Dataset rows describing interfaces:
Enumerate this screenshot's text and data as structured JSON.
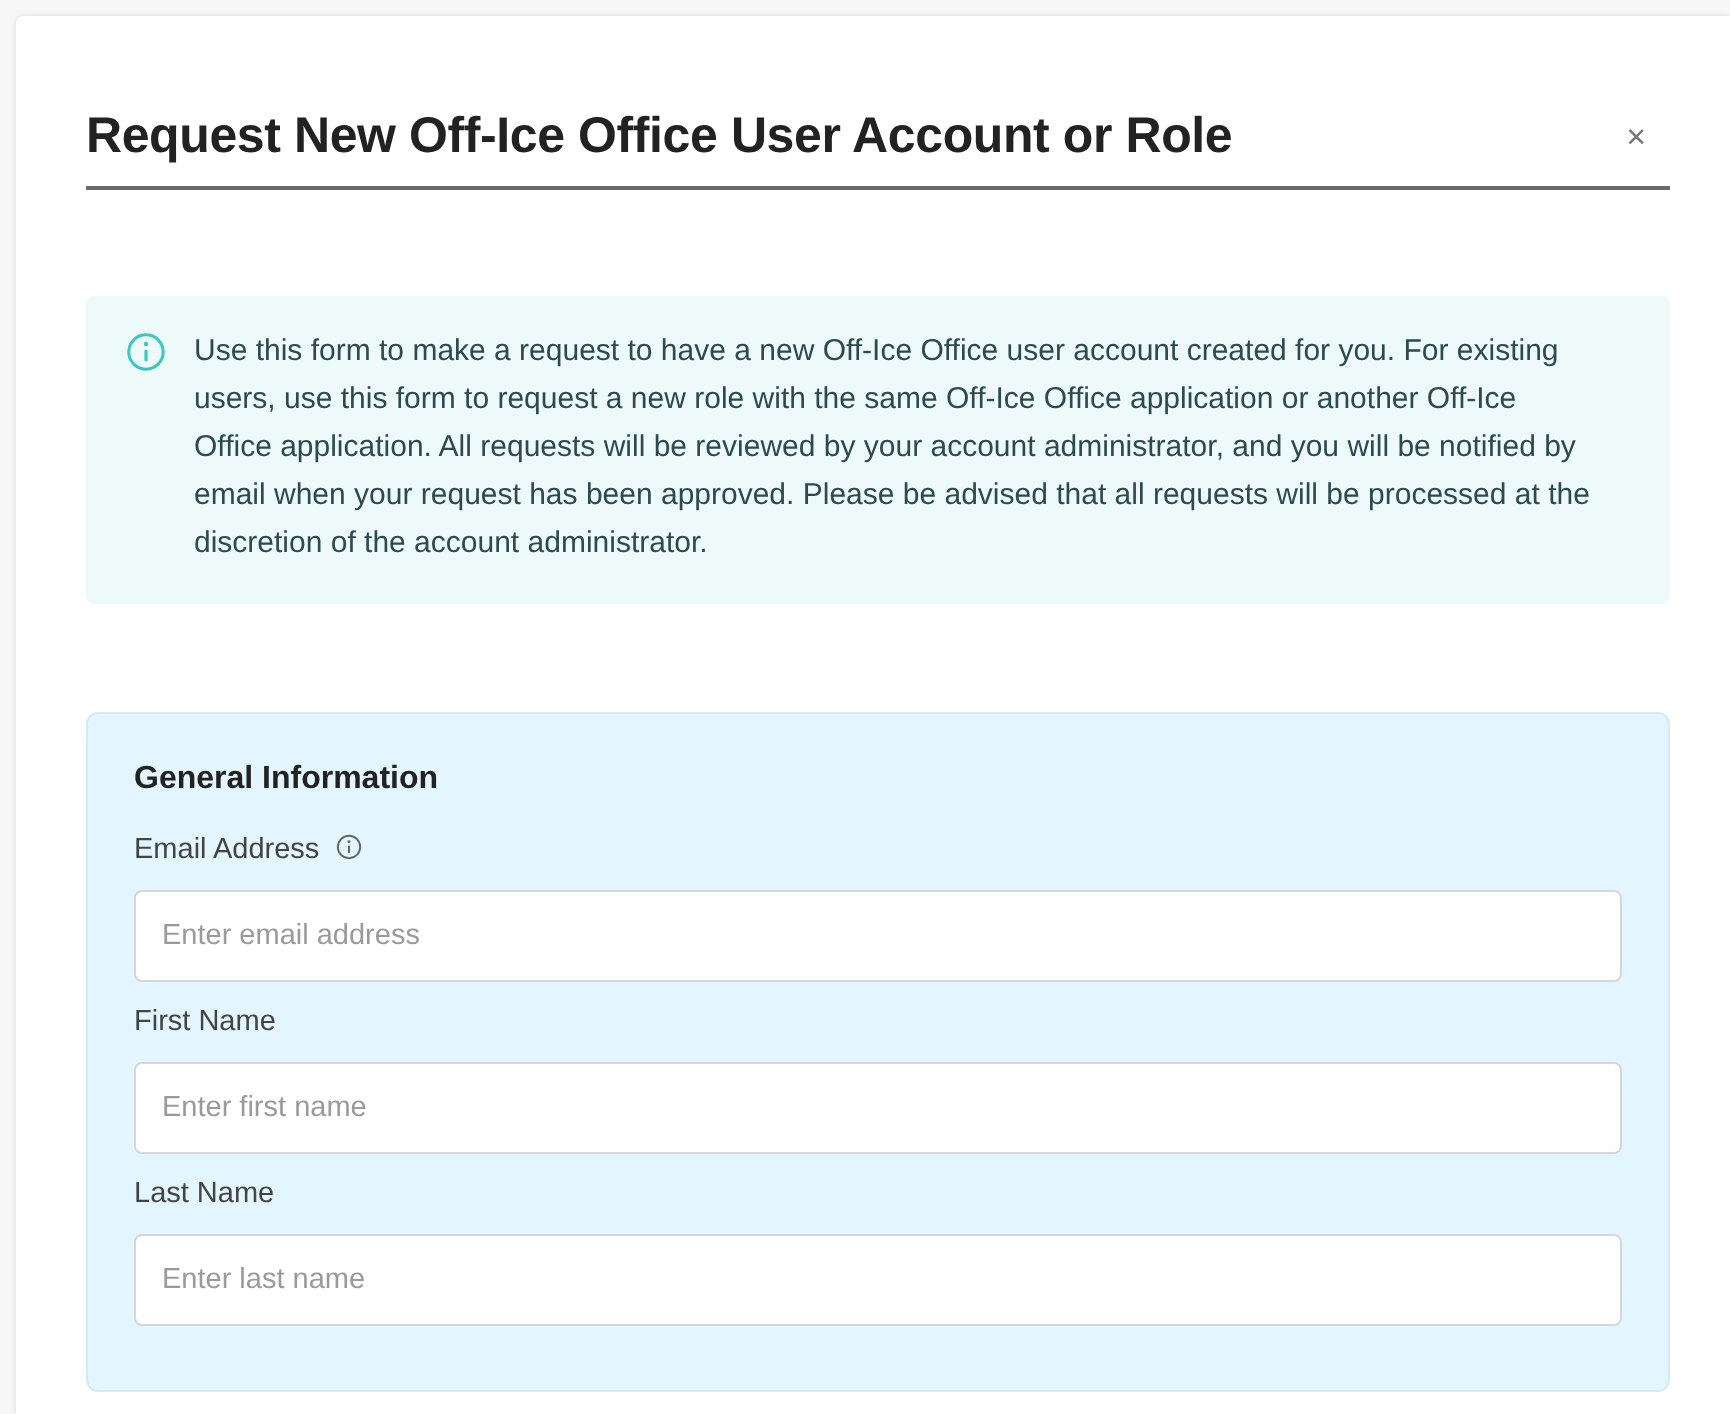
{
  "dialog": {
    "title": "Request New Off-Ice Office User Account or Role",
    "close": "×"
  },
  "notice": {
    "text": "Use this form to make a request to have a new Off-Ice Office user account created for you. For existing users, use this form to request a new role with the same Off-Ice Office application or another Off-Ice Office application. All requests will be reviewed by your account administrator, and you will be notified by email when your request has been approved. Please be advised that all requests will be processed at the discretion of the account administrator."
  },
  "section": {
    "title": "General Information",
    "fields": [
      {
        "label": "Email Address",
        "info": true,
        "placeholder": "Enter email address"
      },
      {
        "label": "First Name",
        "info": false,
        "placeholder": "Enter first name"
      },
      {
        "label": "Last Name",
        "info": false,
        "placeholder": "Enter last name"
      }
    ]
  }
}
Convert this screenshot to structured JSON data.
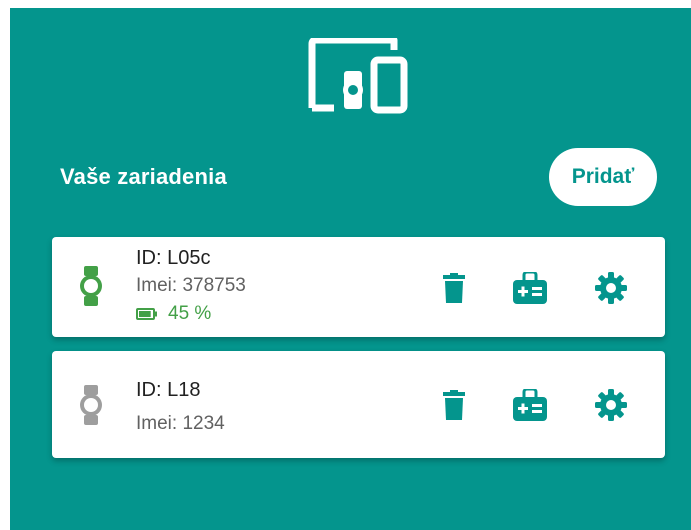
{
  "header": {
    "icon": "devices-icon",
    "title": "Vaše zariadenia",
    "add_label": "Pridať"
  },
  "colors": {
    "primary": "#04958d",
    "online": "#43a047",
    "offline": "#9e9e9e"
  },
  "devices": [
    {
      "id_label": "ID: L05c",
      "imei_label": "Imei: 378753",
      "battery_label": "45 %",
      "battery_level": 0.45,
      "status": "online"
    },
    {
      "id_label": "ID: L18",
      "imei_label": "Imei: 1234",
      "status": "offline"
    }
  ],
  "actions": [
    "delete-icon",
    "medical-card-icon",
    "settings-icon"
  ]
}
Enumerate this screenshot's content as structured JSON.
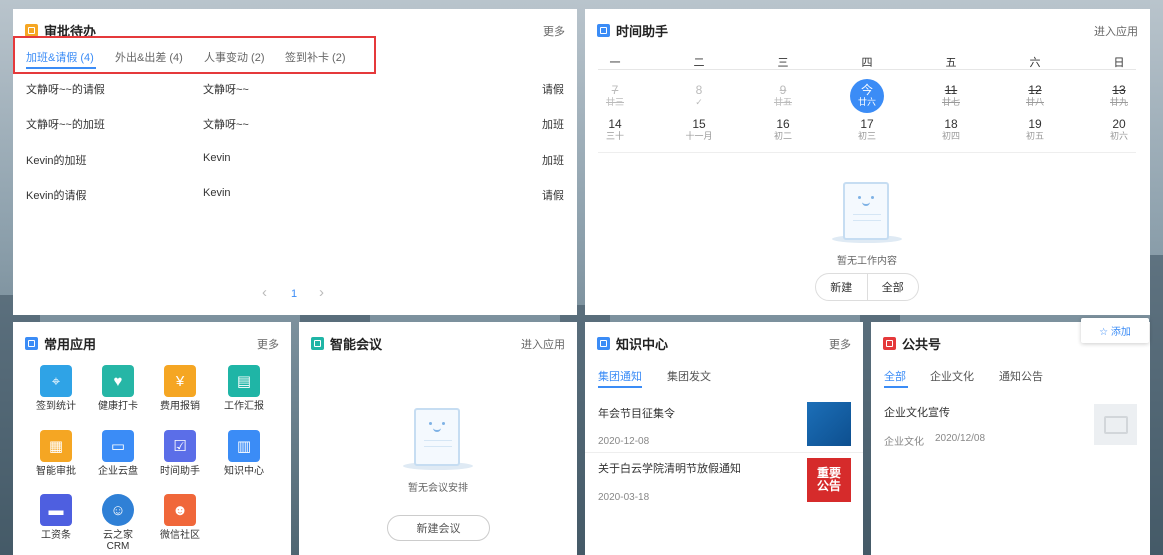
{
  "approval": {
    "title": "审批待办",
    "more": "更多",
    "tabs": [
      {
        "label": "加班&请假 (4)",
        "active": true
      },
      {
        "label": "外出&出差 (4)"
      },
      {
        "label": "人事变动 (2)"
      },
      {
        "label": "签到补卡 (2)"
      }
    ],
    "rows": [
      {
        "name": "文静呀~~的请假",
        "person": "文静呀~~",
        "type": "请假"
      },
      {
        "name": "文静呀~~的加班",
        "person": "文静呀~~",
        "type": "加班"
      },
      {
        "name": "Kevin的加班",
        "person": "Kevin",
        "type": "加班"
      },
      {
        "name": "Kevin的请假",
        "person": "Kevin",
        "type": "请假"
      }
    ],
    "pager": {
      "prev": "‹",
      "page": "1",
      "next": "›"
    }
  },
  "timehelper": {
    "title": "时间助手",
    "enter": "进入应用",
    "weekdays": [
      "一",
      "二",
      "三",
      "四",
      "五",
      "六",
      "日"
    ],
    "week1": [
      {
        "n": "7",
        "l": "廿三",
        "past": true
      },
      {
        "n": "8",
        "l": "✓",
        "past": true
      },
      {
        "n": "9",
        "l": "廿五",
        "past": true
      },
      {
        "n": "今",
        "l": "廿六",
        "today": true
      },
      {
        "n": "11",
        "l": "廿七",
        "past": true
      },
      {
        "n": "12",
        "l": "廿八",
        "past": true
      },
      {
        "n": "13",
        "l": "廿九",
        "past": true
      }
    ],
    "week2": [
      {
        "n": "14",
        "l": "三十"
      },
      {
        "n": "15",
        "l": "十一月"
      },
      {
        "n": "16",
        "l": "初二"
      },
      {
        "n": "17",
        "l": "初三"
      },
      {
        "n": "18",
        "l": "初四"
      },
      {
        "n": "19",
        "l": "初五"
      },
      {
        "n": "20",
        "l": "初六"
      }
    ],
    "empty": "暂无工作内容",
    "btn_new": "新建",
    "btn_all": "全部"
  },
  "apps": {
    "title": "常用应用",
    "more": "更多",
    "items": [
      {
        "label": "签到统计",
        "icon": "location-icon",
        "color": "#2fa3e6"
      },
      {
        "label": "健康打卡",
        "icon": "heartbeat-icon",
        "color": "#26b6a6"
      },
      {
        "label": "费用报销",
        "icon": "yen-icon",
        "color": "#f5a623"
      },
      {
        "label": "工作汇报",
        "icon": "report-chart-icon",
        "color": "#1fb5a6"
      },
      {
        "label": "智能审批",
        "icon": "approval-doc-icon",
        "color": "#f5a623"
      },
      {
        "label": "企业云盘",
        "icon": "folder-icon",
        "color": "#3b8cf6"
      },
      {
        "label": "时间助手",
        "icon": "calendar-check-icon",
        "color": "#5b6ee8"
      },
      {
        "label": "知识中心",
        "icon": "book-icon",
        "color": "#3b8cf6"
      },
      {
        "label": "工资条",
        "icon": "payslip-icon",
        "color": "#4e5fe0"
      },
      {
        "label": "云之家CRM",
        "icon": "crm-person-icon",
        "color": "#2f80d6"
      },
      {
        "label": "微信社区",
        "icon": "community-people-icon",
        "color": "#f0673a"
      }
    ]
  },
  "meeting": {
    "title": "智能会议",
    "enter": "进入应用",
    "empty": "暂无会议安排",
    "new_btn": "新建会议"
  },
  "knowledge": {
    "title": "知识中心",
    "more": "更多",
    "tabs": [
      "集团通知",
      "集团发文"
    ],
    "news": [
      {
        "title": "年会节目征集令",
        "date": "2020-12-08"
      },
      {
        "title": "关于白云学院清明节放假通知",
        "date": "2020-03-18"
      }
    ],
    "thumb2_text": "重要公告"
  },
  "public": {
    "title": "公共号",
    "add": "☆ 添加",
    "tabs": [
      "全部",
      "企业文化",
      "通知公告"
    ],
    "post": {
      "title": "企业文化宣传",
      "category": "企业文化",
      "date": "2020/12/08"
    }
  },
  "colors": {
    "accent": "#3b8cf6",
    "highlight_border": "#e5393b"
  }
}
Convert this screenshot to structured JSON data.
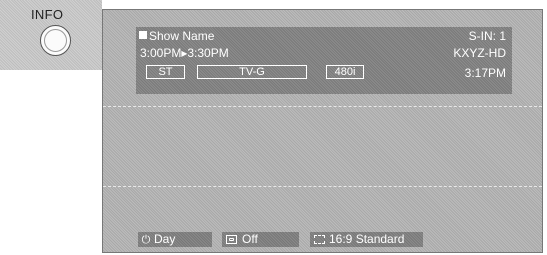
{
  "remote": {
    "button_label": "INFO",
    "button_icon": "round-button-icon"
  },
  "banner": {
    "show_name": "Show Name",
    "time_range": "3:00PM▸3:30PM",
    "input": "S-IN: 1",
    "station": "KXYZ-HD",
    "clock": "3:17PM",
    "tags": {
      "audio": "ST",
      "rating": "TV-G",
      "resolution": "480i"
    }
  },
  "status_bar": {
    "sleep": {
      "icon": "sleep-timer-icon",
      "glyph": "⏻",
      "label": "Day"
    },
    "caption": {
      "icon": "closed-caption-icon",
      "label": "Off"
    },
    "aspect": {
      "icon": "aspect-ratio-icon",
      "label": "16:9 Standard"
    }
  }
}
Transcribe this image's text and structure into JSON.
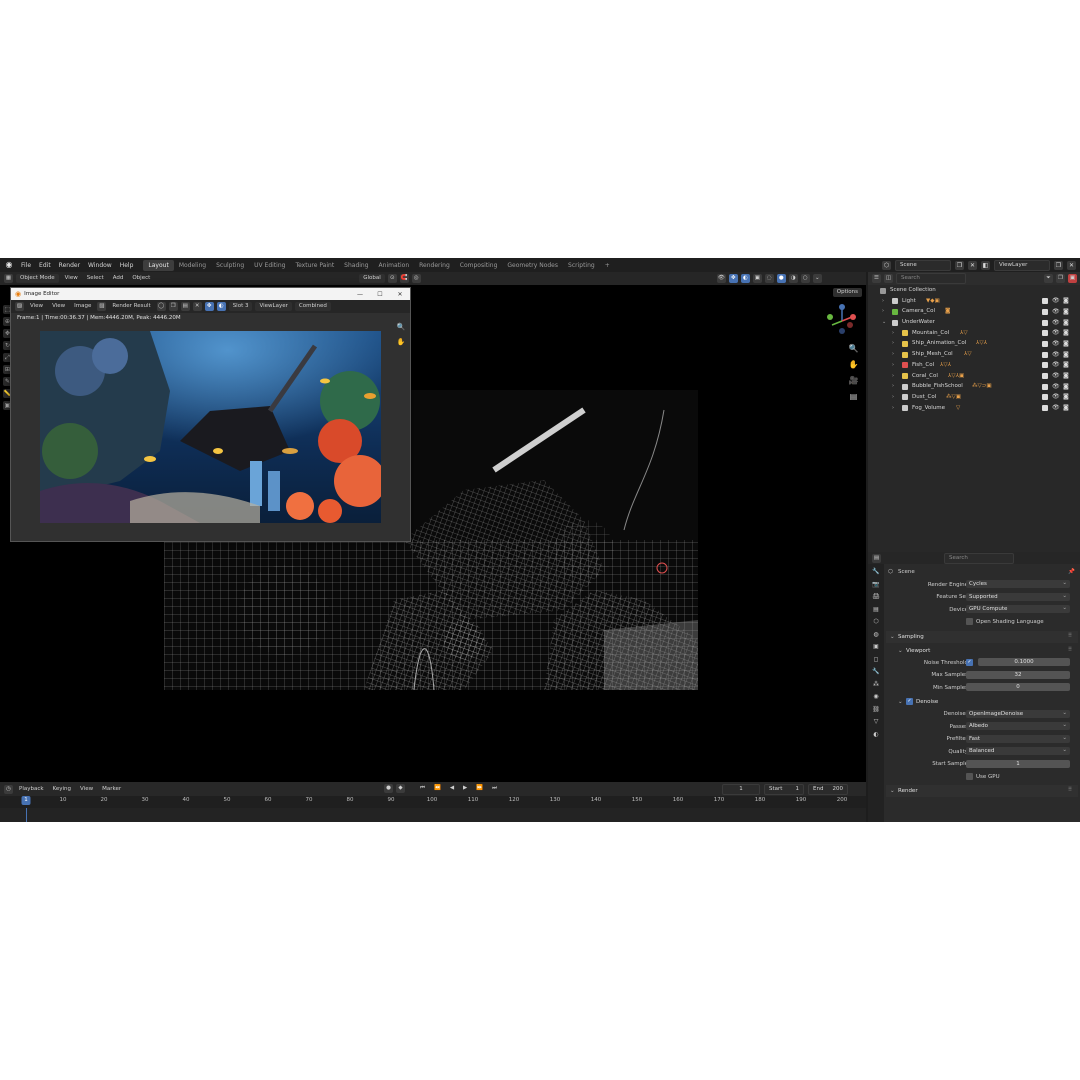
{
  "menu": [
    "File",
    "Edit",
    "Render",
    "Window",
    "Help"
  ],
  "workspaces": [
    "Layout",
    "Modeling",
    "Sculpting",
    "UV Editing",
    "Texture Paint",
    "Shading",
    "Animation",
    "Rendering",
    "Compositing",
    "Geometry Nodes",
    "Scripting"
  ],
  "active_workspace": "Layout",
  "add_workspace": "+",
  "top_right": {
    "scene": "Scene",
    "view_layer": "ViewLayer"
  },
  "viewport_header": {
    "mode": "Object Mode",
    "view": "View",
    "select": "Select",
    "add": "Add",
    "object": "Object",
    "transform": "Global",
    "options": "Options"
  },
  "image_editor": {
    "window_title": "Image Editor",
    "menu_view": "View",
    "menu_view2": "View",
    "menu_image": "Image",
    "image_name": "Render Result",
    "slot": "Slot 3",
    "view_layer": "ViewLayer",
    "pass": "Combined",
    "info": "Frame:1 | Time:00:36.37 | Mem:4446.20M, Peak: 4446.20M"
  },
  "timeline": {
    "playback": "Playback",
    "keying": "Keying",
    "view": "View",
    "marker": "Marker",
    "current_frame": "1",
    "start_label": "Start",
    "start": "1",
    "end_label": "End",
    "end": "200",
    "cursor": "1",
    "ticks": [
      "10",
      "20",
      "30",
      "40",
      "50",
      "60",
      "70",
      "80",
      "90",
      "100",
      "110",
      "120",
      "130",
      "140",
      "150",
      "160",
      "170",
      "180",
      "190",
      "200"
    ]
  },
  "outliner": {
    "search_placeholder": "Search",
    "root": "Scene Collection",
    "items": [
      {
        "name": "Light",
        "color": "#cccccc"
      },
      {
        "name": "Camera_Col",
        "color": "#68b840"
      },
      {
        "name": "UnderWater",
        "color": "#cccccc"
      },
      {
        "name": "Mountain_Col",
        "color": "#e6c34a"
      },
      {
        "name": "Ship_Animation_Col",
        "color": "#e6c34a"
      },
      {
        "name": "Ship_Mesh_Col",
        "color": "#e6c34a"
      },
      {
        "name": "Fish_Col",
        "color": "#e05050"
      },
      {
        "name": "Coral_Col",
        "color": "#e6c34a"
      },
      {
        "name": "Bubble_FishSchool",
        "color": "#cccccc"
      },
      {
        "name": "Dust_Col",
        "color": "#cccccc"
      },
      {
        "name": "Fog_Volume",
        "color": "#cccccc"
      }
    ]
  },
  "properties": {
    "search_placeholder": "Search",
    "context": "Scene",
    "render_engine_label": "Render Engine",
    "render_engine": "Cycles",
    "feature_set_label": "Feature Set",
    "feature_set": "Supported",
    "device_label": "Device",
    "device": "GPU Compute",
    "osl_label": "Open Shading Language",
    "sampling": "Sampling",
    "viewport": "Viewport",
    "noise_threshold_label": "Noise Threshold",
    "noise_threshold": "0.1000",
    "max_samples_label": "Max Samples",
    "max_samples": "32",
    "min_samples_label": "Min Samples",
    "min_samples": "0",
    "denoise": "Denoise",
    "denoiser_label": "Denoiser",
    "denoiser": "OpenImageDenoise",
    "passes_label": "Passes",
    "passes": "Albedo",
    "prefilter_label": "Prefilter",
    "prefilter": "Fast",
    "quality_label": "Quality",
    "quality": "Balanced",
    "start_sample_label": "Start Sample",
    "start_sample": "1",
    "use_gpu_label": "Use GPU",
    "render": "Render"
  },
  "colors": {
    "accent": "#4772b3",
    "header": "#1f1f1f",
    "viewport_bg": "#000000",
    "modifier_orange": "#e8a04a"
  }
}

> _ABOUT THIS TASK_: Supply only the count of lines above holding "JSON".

> _TASK ANSWER_: 5